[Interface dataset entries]
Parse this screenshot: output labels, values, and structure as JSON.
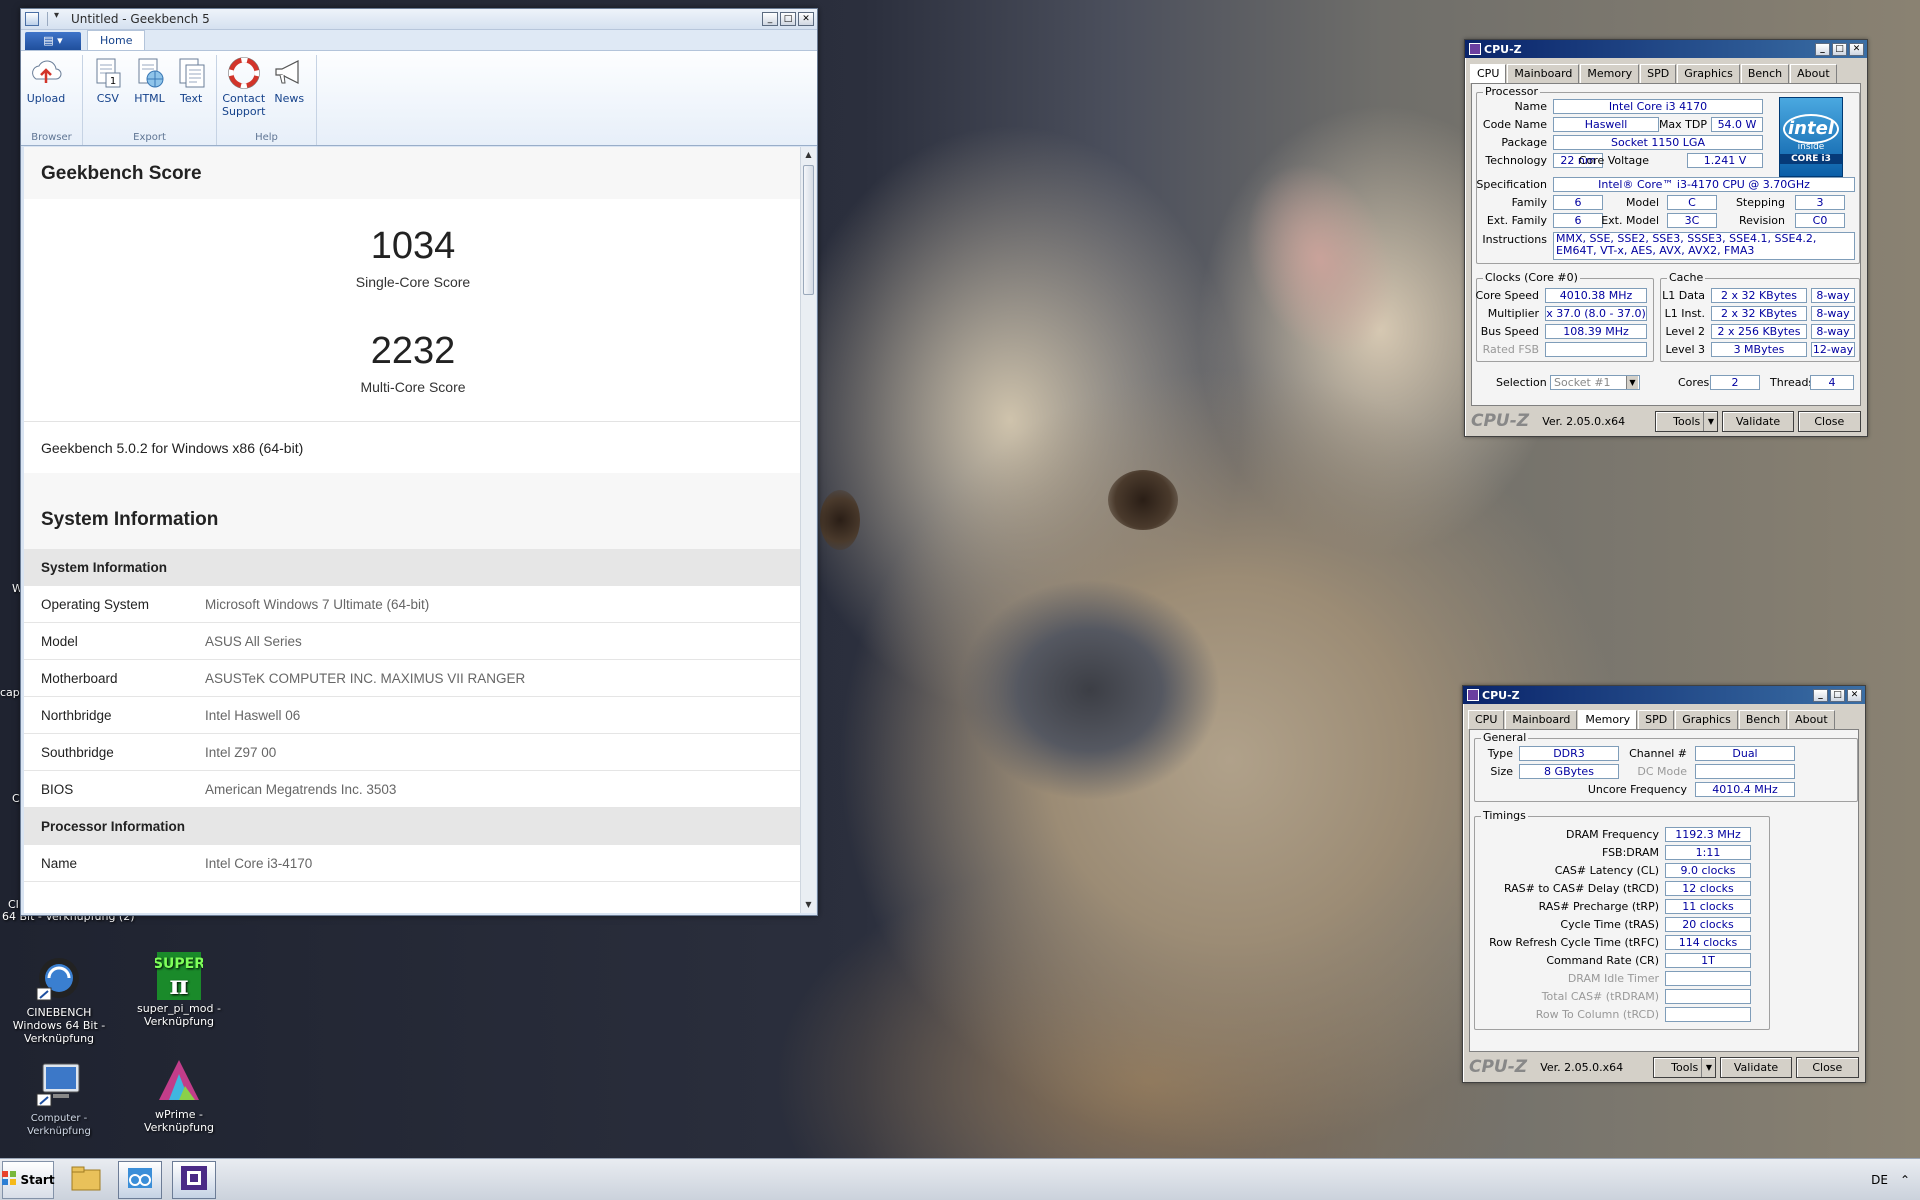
{
  "desktop": {
    "icons": [
      {
        "label": "CINEBENCH Windows 64 Bit - Verknüpfung"
      },
      {
        "label": "super_pi_mod - Verknüpfung"
      },
      {
        "label": "Computer - Verknüpfung"
      },
      {
        "label": "wPrime - Verknüpfung"
      }
    ],
    "edge_texts": [
      "cap",
      "CIN",
      "64 Bit - Verknüpfung (2)",
      "C",
      "W"
    ]
  },
  "geekbench": {
    "title": "Untitled - Geekbench 5",
    "ribbon": {
      "tab": "Home",
      "groups": [
        {
          "label": "Browser",
          "buttons": [
            "Upload"
          ]
        },
        {
          "label": "Export",
          "buttons": [
            "CSV",
            "HTML",
            "Text"
          ]
        },
        {
          "label": "Help",
          "buttons": [
            "Contact Support",
            "News"
          ]
        }
      ]
    },
    "score_heading": "Geekbench Score",
    "single": {
      "value": "1034",
      "label": "Single-Core Score"
    },
    "multi": {
      "value": "2232",
      "label": "Multi-Core Score"
    },
    "version": "Geekbench 5.0.2 for Windows x86 (64-bit)",
    "sysinfo_heading": "System Information",
    "groups": [
      {
        "title": "System Information",
        "rows": [
          {
            "k": "Operating System",
            "v": "Microsoft Windows 7 Ultimate (64-bit)"
          },
          {
            "k": "Model",
            "v": "ASUS All Series"
          },
          {
            "k": "Motherboard",
            "v": "ASUSTeK COMPUTER INC. MAXIMUS VII RANGER"
          },
          {
            "k": "Northbridge",
            "v": "Intel Haswell 06"
          },
          {
            "k": "Southbridge",
            "v": "Intel Z97 00"
          },
          {
            "k": "BIOS",
            "v": "American Megatrends Inc. 3503"
          }
        ]
      },
      {
        "title": "Processor Information",
        "rows": [
          {
            "k": "Name",
            "v": "Intel Core i3-4170"
          }
        ]
      }
    ]
  },
  "cpuz": {
    "title": "CPU-Z",
    "tabs": [
      "CPU",
      "Mainboard",
      "Memory",
      "SPD",
      "Graphics",
      "Bench",
      "About"
    ],
    "logo": "CPU-Z",
    "version": "Ver. 2.05.0.x64",
    "buttons": {
      "tools": "Tools",
      "validate": "Validate",
      "close": "Close"
    },
    "cpu": {
      "processor_legend": "Processor",
      "name_l": "Name",
      "name": "Intel Core i3 4170",
      "codename_l": "Code Name",
      "codename": "Haswell",
      "maxtdp_l": "Max TDP",
      "maxtdp": "54.0 W",
      "package_l": "Package",
      "package": "Socket 1150 LGA",
      "tech_l": "Technology",
      "tech": "22 nm",
      "voltage_l": "Core Voltage",
      "voltage": "1.241 V",
      "spec_l": "Specification",
      "spec": "Intel® Core™ i3-4170 CPU @ 3.70GHz",
      "family_l": "Family",
      "family": "6",
      "model_l": "Model",
      "model": "C",
      "stepping_l": "Stepping",
      "stepping": "3",
      "extfamily_l": "Ext. Family",
      "extfamily": "6",
      "extmodel_l": "Ext. Model",
      "extmodel": "3C",
      "revision_l": "Revision",
      "revision": "C0",
      "instr_l": "Instructions",
      "instr": "MMX, SSE, SSE2, SSE3, SSSE3, SSE4.1, SSE4.2, EM64T, VT-x, AES, AVX, AVX2, FMA3",
      "clocks_legend": "Clocks (Core #0)",
      "corespeed_l": "Core Speed",
      "corespeed": "4010.38 MHz",
      "mult_l": "Multiplier",
      "mult": "x 37.0 (8.0 - 37.0)",
      "bus_l": "Bus Speed",
      "bus": "108.39 MHz",
      "fsb_l": "Rated FSB",
      "fsb": "",
      "cache_legend": "Cache",
      "l1d_l": "L1 Data",
      "l1d": "2 x 32 KBytes",
      "l1d_w": "8-way",
      "l1i_l": "L1 Inst.",
      "l1i": "2 x 32 KBytes",
      "l1i_w": "8-way",
      "l2_l": "Level 2",
      "l2": "2 x 256 KBytes",
      "l2_w": "8-way",
      "l3_l": "Level 3",
      "l3": "3 MBytes",
      "l3_w": "12-way",
      "sel_l": "Selection",
      "sel": "Socket #1",
      "cores_l": "Cores",
      "cores": "2",
      "threads_l": "Threads",
      "threads": "4",
      "intel": {
        "brand": "intel",
        "inside": "inside",
        "core": "CORE i3"
      }
    },
    "mem": {
      "general_legend": "General",
      "type_l": "Type",
      "type": "DDR3",
      "size_l": "Size",
      "size": "8 GBytes",
      "channel_l": "Channel #",
      "channel": "Dual",
      "dcmode_l": "DC Mode",
      "dcmode": "",
      "uncore_l": "Uncore Frequency",
      "uncore": "4010.4 MHz",
      "timings_legend": "Timings",
      "timings": [
        {
          "l": "DRAM Frequency",
          "v": "1192.3 MHz",
          "dim": false
        },
        {
          "l": "FSB:DRAM",
          "v": "1:11",
          "dim": false
        },
        {
          "l": "CAS# Latency (CL)",
          "v": "9.0 clocks",
          "dim": false
        },
        {
          "l": "RAS# to CAS# Delay (tRCD)",
          "v": "12 clocks",
          "dim": false
        },
        {
          "l": "RAS# Precharge (tRP)",
          "v": "11 clocks",
          "dim": false
        },
        {
          "l": "Cycle Time (tRAS)",
          "v": "20 clocks",
          "dim": false
        },
        {
          "l": "Row Refresh Cycle Time (tRFC)",
          "v": "114 clocks",
          "dim": false
        },
        {
          "l": "Command Rate (CR)",
          "v": "1T",
          "dim": false
        },
        {
          "l": "DRAM Idle Timer",
          "v": "",
          "dim": true
        },
        {
          "l": "Total CAS# (tRDRAM)",
          "v": "",
          "dim": true
        },
        {
          "l": "Row To Column (tRCD)",
          "v": "",
          "dim": true
        }
      ]
    }
  },
  "taskbar": {
    "start": "Start",
    "lang": "DE",
    "tray_arrow": "⌃"
  }
}
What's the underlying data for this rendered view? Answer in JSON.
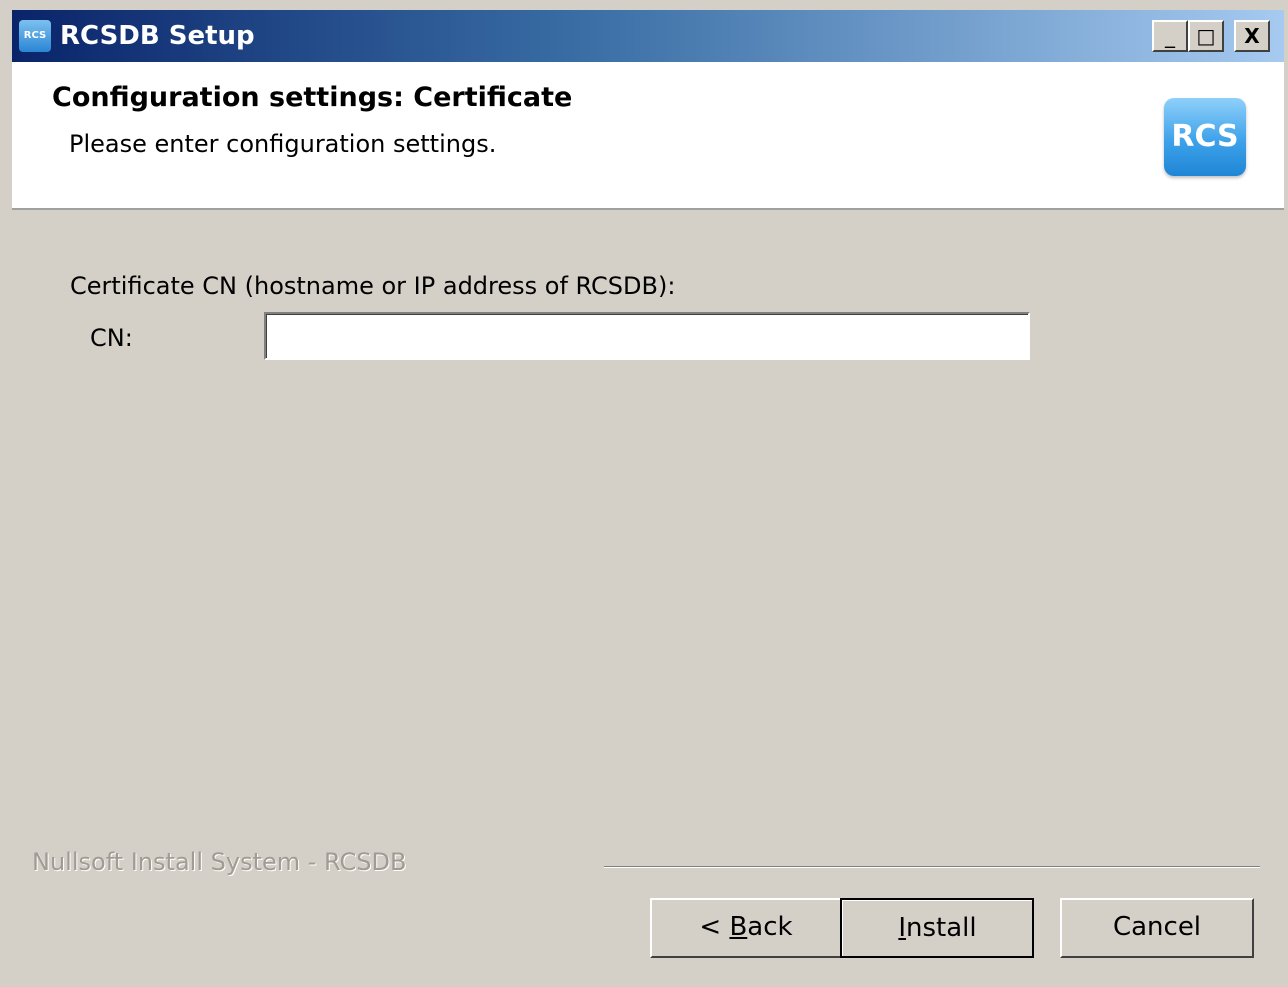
{
  "window": {
    "title": "RCSDB Setup",
    "title_icon_text": "RCS",
    "controls": {
      "minimize": "_",
      "maximize": "□",
      "close": "X"
    }
  },
  "header": {
    "title": "Configuration settings: Certificate",
    "subtitle": "Please enter configuration settings.",
    "logo_text": "RCS"
  },
  "form": {
    "cert_label": "Certificate CN (hostname or IP address of RCSDB):",
    "cn_label": "CN:",
    "cn_value": ""
  },
  "footer": {
    "brand": "Nullsoft Install System - RCSDB",
    "buttons": {
      "back_prefix": "< ",
      "back_accel": "B",
      "back_rest": "ack",
      "install_accel": "I",
      "install_rest": "nstall",
      "cancel": "Cancel"
    }
  },
  "colors": {
    "title_gradient_start": "#0a246a",
    "title_gradient_end": "#a6caf0",
    "dialog_bg": "#d4d0c8",
    "brand_text": "#a09c94",
    "logo_blue": "#3ea2ea"
  }
}
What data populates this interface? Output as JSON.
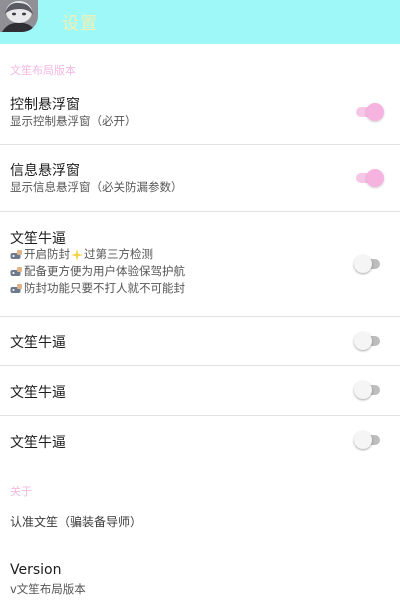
{
  "appbar": {
    "title": "设置"
  },
  "sections": [
    {
      "header": "文笙布局版本"
    },
    {
      "header": "关于"
    }
  ],
  "settings": [
    {
      "title": "控制悬浮窗",
      "subtitle": "显示控制悬浮窗（必开）",
      "toggle_on": true
    },
    {
      "title": "信息悬浮窗",
      "subtitle": "显示信息悬浮窗（必关防漏参数）",
      "toggle_on": true
    },
    {
      "title": "文笙牛逼",
      "sub_lines": [
        {
          "text_a": "开启防封",
          "text_b": "过第三方检测"
        },
        {
          "text_a": "配备更方便为用户体验保驾护航"
        },
        {
          "text_a": "防封功能只要不打人就不可能封"
        }
      ],
      "toggle_on": false
    },
    {
      "title": "文笙牛逼",
      "toggle_on": false
    },
    {
      "title": "文笙牛逼",
      "toggle_on": false
    },
    {
      "title": "文笙牛逼",
      "toggle_on": false
    }
  ],
  "about": {
    "note": "认准文笙（骗装备导师）",
    "version_title": "Version",
    "version_value": "v文笙布局版本"
  },
  "icons": {
    "line_icon": "gamepad-hand-icon",
    "inline_icon": "sparkle-icon"
  },
  "colors": {
    "appbar_bg": "#9ff8f8",
    "title_text": "#f2f0b4",
    "section_header": "#f3b9e3",
    "switch_on_thumb": "#f6b3e0",
    "switch_on_track": "#f6c6e6",
    "switch_off_track": "#bdbdbd"
  }
}
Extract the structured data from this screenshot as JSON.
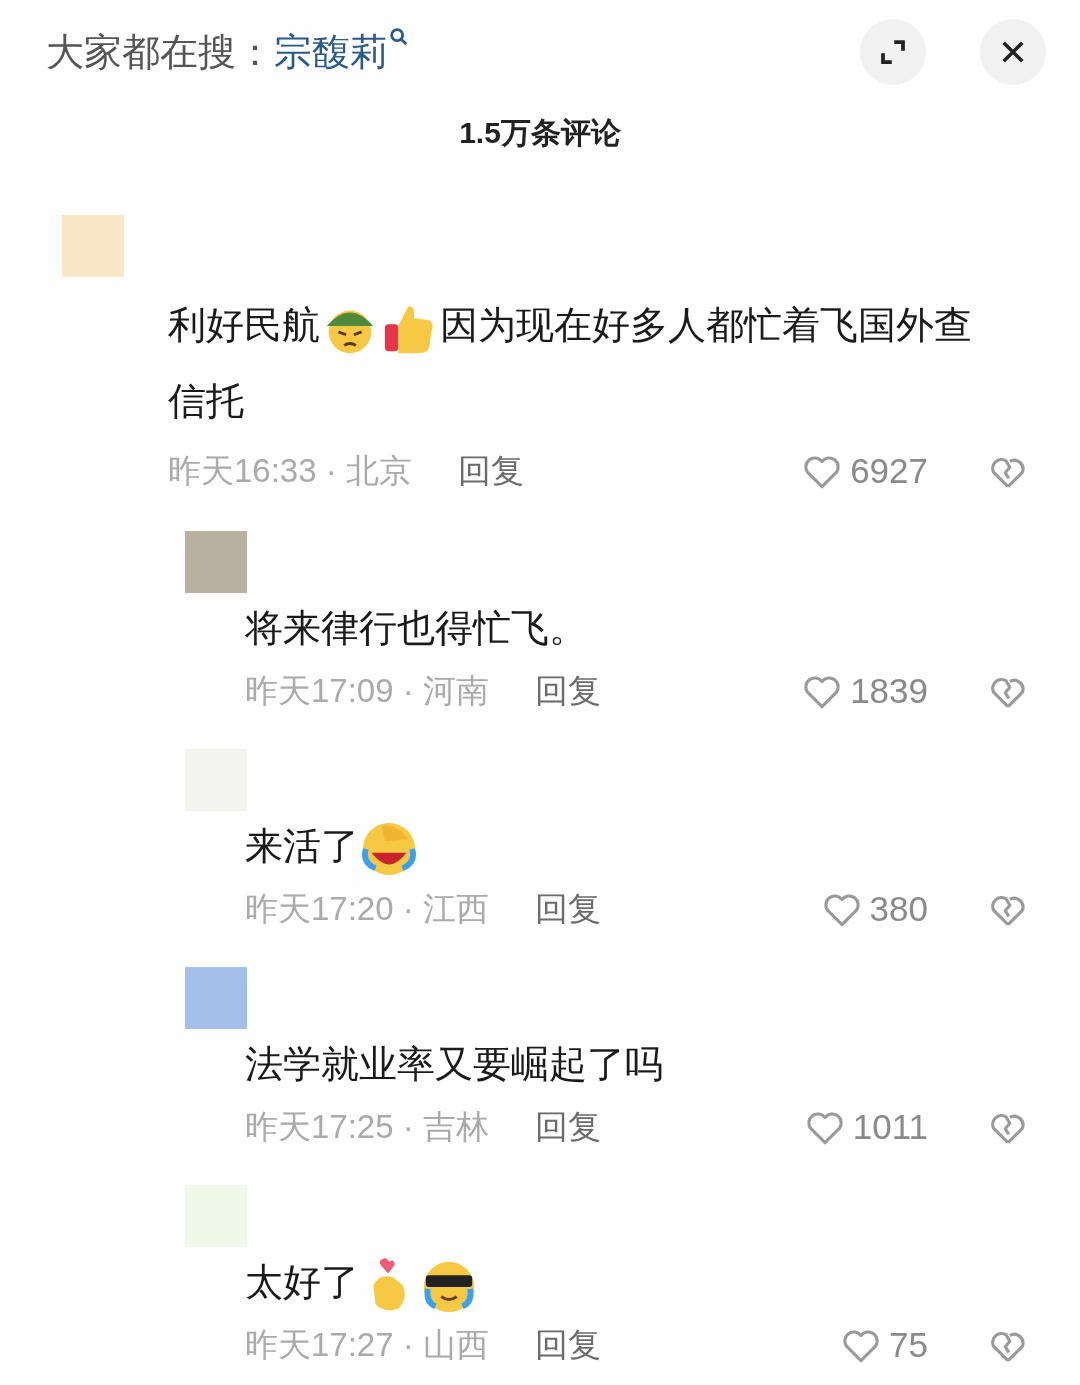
{
  "header": {
    "label": "大家都在搜：",
    "search_term": "宗馥莉"
  },
  "title": "1.5万条评论",
  "comments": [
    {
      "kind": "top",
      "content": [
        {
          "kind": "text",
          "text": "利好民航"
        },
        {
          "kind": "helmet"
        },
        {
          "kind": "thumbs"
        },
        {
          "kind": "text",
          "text": "因为现在好多人都忙着飞国外查"
        },
        {
          "kind": "text",
          "text": "信托"
        }
      ],
      "meta": "昨天16:33 · 北京",
      "reply": "回复",
      "likes": "6927"
    },
    {
      "kind": "reply",
      "content": [
        {
          "kind": "text",
          "text": "将来律行也得忙飞。"
        }
      ],
      "meta": "昨天17:09 · 河南",
      "reply": "回复",
      "likes": "1839"
    },
    {
      "kind": "reply",
      "content": [
        {
          "kind": "text",
          "text": "来活了"
        },
        {
          "kind": "laughcry"
        }
      ],
      "meta": "昨天17:20 · 江西",
      "reply": "回复",
      "likes": "380"
    },
    {
      "kind": "reply",
      "content": [
        {
          "kind": "text",
          "text": "法学就业率又要崛起了吗"
        }
      ],
      "meta": "昨天17:25 · 吉林",
      "reply": "回复",
      "likes": "1011"
    },
    {
      "kind": "reply",
      "content": [
        {
          "kind": "text",
          "text": "太好了"
        },
        {
          "kind": "fingerheart"
        },
        {
          "kind": "sunglasses"
        }
      ],
      "meta": "昨天17:27 · 山西",
      "reply": "回复",
      "likes": "75"
    }
  ]
}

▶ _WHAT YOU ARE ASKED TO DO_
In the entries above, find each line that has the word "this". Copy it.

▶ _SOLUTION TO THE PROBLEM_
Parse this screenshot: output labels, values, and structure as JSON.
What's the underlying data for this rendered view? Answer in JSON.
What data populates this interface? Output as JSON.
Extract the structured data from this screenshot as JSON.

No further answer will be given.